Goal of the exercise: Return only those lines of the records below in which "shape" appears.

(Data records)
※

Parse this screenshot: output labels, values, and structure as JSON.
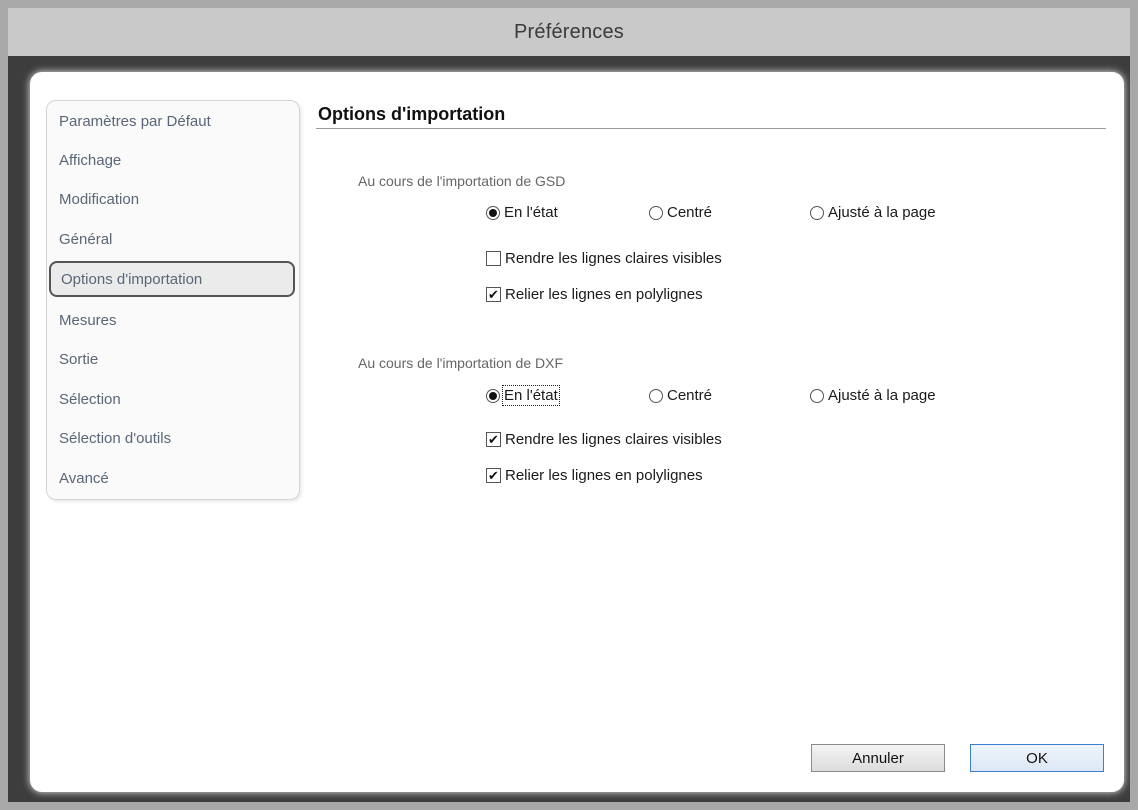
{
  "window": {
    "title": "Préférences"
  },
  "sidebar": {
    "items": [
      {
        "label": "Paramètres par Défaut"
      },
      {
        "label": "Affichage"
      },
      {
        "label": "Modification"
      },
      {
        "label": "Général"
      },
      {
        "label": "Options d'importation",
        "selected": true
      },
      {
        "label": "Mesures"
      },
      {
        "label": "Sortie"
      },
      {
        "label": "Sélection"
      },
      {
        "label": "Sélection d'outils"
      },
      {
        "label": "Avancé"
      }
    ]
  },
  "main": {
    "title": "Options d'importation",
    "gsd": {
      "label": "Au cours de l'importation de GSD",
      "radios": [
        {
          "label": "En l'état",
          "checked": true
        },
        {
          "label": "Centré",
          "checked": false
        },
        {
          "label": "Ajusté à la page",
          "checked": false
        }
      ],
      "checks": [
        {
          "label": "Rendre les lignes claires visibles",
          "checked": false
        },
        {
          "label": "Relier les lignes en polylignes",
          "checked": true
        }
      ]
    },
    "dxf": {
      "label": "Au cours de l'importation de DXF",
      "radios": [
        {
          "label": "En l'état",
          "checked": true
        },
        {
          "label": "Centré",
          "checked": false
        },
        {
          "label": "Ajusté à la page",
          "checked": false
        }
      ],
      "checks": [
        {
          "label": "Rendre les lignes claires visibles",
          "checked": true
        },
        {
          "label": "Relier les lignes en polylignes",
          "checked": true
        }
      ]
    }
  },
  "buttons": {
    "cancel": "Annuler",
    "ok": "OK"
  },
  "icons": {
    "check_mark": "✔"
  }
}
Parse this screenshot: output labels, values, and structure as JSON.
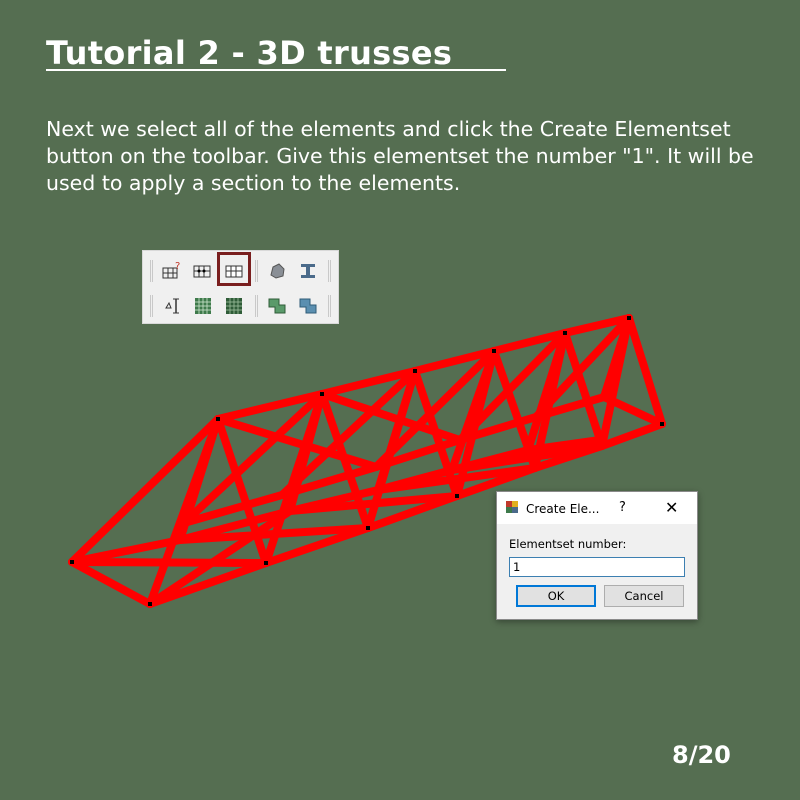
{
  "slide": {
    "title": "Tutorial 2 - 3D trusses",
    "body": "Next we select all of the elements and click the Create Elementset button on the toolbar. Give this elementset the number \"1\". It will be used to apply a section to the elements.",
    "page": "8/20"
  },
  "toolbar": {
    "row1": [
      "create-node-icon",
      "node-grid-icon",
      "create-elementset-icon",
      "rock-shape-icon",
      "beam-section-icon"
    ],
    "row2": [
      "dimension-icon",
      "mesh-green-icon",
      "mesh-dark-icon",
      "shape-green-icon",
      "shape-blue-icon"
    ],
    "highlighted": "create-elementset-icon"
  },
  "dialog": {
    "title": "Create Ele...",
    "help": "?",
    "close": "✕",
    "label": "Elementset number:",
    "value": "1",
    "ok": "OK",
    "cancel": "Cancel"
  },
  "colors": {
    "background": "#556e51",
    "truss": "#ff0000",
    "highlight": "#7a1f1f"
  }
}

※

Exercise solution:
      "rock-shape-icon",
      "shape-green-icon",
      "shape-blue-icon"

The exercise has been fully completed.